By the end, we just wanted to get warm and dry … so while weather is part of the deal at Bandon Dunes Golf Resort, we were glad to be done with 18 at Bandon Trails and in no mood or condition to play our afternoon round*.
Which is a shame, because Bandon Trails, the most inland of the four full-length Bandon courses, is beautiful, sweeping, dare-to-be-great devilish and not like any course you’ll ever see.
Bandon Trails is not a course you can quit at the turn when the weather is shitty … it’s not built that way. For the first 10 holes, the rain was spotty, anyway, and the wind no less punitive than usual. On No. 11, it started dumping, and it didn’t stop.
Therefore, most of our impressions of the Bill Coore/Ben Crenshaw design are of the first nine holes.
No. 2 is a relatively easy par-3, 166 yards from the green tees, but the eye stretches to the broad and misty forever – take a breath.
The fifth, another par-3, has a wide, deep and undulating green, and it was the site of the only KP of the day.

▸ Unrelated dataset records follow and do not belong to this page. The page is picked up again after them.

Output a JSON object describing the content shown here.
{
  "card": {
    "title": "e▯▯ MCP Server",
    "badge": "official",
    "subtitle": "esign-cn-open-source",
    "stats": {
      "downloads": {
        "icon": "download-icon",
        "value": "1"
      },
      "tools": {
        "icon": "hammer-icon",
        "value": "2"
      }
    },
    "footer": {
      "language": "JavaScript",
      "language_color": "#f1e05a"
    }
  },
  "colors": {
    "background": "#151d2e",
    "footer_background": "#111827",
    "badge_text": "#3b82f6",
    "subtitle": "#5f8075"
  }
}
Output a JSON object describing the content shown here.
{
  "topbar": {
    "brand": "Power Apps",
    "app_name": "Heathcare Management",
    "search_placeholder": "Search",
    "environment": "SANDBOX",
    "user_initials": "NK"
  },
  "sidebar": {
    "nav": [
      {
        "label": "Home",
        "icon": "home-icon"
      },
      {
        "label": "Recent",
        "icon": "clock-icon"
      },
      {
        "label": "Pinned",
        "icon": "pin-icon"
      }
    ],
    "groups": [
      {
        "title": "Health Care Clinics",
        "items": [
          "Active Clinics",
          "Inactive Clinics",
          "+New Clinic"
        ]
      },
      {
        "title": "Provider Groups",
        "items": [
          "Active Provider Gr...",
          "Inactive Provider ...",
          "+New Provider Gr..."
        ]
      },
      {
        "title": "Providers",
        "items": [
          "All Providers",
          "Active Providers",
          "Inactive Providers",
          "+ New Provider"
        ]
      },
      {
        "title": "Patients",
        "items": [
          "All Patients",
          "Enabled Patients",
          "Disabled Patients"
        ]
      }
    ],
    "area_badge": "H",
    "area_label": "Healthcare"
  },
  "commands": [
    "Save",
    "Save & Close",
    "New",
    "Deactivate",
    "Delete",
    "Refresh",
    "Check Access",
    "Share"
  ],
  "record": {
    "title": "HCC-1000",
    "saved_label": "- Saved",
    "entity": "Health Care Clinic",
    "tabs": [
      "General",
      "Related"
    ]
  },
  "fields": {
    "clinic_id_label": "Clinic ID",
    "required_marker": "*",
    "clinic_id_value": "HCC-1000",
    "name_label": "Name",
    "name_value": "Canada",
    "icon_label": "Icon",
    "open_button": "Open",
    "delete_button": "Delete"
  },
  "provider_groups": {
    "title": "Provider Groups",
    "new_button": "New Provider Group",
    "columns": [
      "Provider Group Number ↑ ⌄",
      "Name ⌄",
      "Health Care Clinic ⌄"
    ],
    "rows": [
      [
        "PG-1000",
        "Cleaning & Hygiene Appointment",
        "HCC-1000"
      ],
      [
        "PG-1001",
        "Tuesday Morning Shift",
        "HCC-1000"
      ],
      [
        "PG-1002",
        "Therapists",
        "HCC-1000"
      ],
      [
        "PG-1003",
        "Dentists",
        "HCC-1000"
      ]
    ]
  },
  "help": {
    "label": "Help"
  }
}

Thank you, boys, for buying my martini (dry), once we hit the Bunker Bar (dry) in fresh clothes (dry).
To get from the 13th green to the 14th tee, you climb up to a road and catch a tram, or whatever you want to call the motor transport with cheerful driver and – on this day – a roof angled perfectly to sluice a thick stream of water onto the golfers clinging to the back seats – namely, Barry and Kevin. It was maybe not so hilarious at the time as it was – to me – over dinner.
We were a forlorn threesome on the course, for sure, and to think being that wet would not affect our golf is too much to expect, and finally, pretty funny. We didn’t take any pictures, and if anybody had we were a vision, marinated in our Smartwool.
Its off-coast routing earns lower marks from some players compared to the other Bandon courses, but the three of us agreed that Trails was the Bandon course we most wanted another crack at … on a better day.
*Bandon Preserve postscript
We had no stomach for the 2 p.m. tee time at Bandon Preserve, which was a disappointment. Preserve is the newest course at Bandon, a pretty and challenging 13-hole par-3 layout designed by Coore and Crenshaw.
Bandon Preserve’s creators protected, during construction, the silvery phacelia, a tiny flower endangered by non-native species. Net profits at the course go to an organization that supports coastal conservation.
I’ve never seen silvery phacelia up close, but on the Preserve logo it looks a little like a plant species that is legal for recreational consumption in two states, which might or might not have affected my decision to buy the hat.